TASK GOAL -
You are asked to filter the data below and copy every line holding "have".

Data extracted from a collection
★ ★ ★ ★ ★ ★ ★

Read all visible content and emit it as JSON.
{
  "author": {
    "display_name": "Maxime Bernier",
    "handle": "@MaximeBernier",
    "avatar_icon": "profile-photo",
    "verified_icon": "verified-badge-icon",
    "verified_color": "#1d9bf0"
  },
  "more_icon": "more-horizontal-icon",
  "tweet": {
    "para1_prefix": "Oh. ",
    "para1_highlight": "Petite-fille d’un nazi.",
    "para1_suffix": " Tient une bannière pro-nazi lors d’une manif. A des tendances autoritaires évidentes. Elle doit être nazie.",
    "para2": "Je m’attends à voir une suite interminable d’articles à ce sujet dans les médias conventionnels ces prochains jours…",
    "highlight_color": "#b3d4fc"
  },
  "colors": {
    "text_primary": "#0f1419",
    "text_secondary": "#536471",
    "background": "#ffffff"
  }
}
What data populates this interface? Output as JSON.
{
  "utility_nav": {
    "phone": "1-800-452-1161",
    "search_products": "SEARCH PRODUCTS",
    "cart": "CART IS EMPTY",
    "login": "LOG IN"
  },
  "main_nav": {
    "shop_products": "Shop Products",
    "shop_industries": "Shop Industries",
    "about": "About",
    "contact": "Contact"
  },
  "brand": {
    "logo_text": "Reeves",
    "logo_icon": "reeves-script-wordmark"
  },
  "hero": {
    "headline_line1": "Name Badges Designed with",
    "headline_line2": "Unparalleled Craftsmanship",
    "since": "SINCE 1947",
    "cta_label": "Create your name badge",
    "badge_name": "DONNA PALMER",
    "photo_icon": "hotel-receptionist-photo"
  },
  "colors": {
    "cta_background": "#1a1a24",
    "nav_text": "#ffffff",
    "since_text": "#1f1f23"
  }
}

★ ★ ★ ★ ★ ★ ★

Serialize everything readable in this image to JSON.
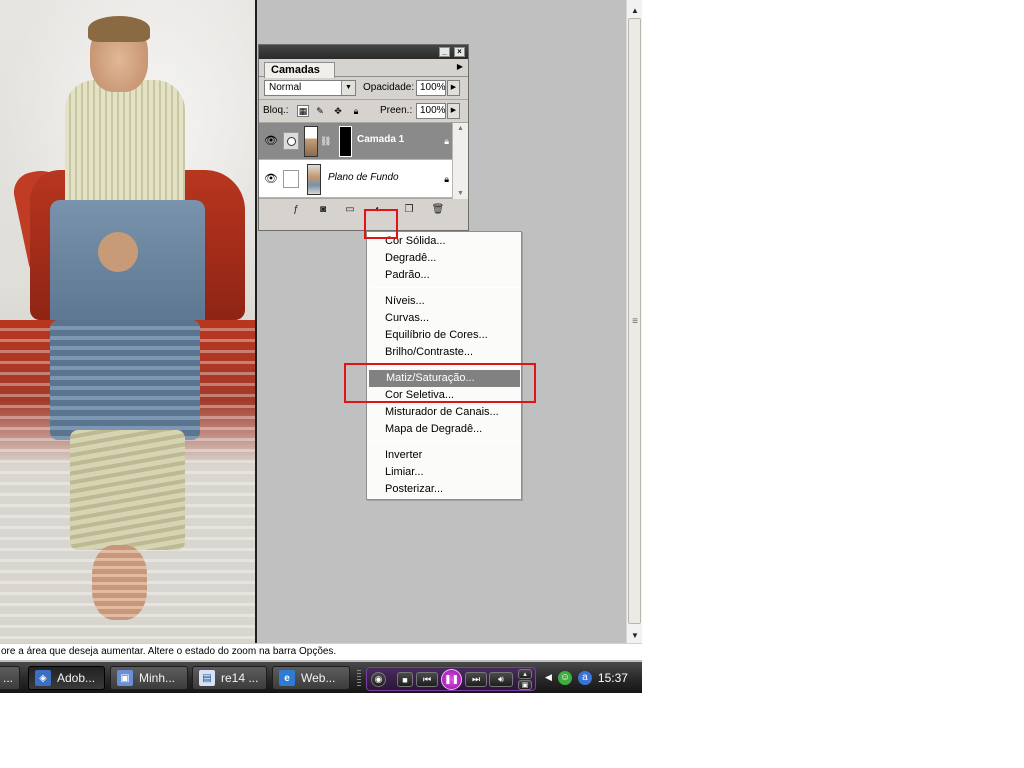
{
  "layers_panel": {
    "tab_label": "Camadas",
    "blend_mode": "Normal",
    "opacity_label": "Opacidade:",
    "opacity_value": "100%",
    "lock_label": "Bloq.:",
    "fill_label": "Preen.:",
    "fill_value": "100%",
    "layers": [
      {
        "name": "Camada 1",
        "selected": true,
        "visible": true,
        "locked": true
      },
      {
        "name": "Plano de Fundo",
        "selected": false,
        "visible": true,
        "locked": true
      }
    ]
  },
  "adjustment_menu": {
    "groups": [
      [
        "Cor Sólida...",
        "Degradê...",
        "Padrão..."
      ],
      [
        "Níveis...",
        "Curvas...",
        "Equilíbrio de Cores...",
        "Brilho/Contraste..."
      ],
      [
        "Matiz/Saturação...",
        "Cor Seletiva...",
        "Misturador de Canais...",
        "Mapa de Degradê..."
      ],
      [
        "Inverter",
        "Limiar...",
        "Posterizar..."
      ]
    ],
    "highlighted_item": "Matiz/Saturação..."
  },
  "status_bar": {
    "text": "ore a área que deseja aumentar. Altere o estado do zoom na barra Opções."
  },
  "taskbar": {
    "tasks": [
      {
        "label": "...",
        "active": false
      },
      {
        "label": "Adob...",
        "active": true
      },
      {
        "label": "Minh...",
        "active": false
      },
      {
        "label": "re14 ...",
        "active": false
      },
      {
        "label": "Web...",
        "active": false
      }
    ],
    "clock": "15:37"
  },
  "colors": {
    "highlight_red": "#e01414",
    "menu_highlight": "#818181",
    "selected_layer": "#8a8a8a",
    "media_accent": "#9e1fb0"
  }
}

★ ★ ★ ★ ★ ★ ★

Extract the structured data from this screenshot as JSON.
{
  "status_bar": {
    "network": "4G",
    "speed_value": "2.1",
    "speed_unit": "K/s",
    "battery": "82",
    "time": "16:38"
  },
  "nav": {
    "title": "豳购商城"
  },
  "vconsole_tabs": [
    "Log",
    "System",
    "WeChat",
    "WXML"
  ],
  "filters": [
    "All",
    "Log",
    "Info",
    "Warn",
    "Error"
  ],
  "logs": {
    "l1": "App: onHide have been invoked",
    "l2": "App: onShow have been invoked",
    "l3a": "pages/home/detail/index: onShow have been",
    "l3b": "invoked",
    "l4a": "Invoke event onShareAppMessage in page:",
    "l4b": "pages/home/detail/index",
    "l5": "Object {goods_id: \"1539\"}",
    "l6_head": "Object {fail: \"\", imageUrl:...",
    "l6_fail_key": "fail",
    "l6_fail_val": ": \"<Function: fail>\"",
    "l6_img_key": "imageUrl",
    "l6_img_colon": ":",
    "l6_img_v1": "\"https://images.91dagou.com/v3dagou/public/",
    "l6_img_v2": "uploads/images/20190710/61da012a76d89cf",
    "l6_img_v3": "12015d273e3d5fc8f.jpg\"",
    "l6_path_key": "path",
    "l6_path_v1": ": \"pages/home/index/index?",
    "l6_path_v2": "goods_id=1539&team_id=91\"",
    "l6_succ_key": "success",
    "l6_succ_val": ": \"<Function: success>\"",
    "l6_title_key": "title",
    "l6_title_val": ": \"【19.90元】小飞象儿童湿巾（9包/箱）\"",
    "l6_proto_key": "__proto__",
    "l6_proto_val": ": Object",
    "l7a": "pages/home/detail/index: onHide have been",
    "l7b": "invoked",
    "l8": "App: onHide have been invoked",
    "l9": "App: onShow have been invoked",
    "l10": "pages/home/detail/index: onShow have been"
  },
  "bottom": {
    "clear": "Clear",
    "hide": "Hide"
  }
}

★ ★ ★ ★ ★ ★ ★

ANSWER SPACE -
    "l1": "App: onHide have been invoked",
    "l2": "App: onShow have been invoked",
    "l3a": "pages/home/detail/index: onShow have been",
    "l7a": "pages/home/detail/index: onHide have been",
    "l8": "App: onHide have been invoked",
    "l9": "App: onShow have been invoked",
    "l10": "pages/home/detail/index: onShow have been"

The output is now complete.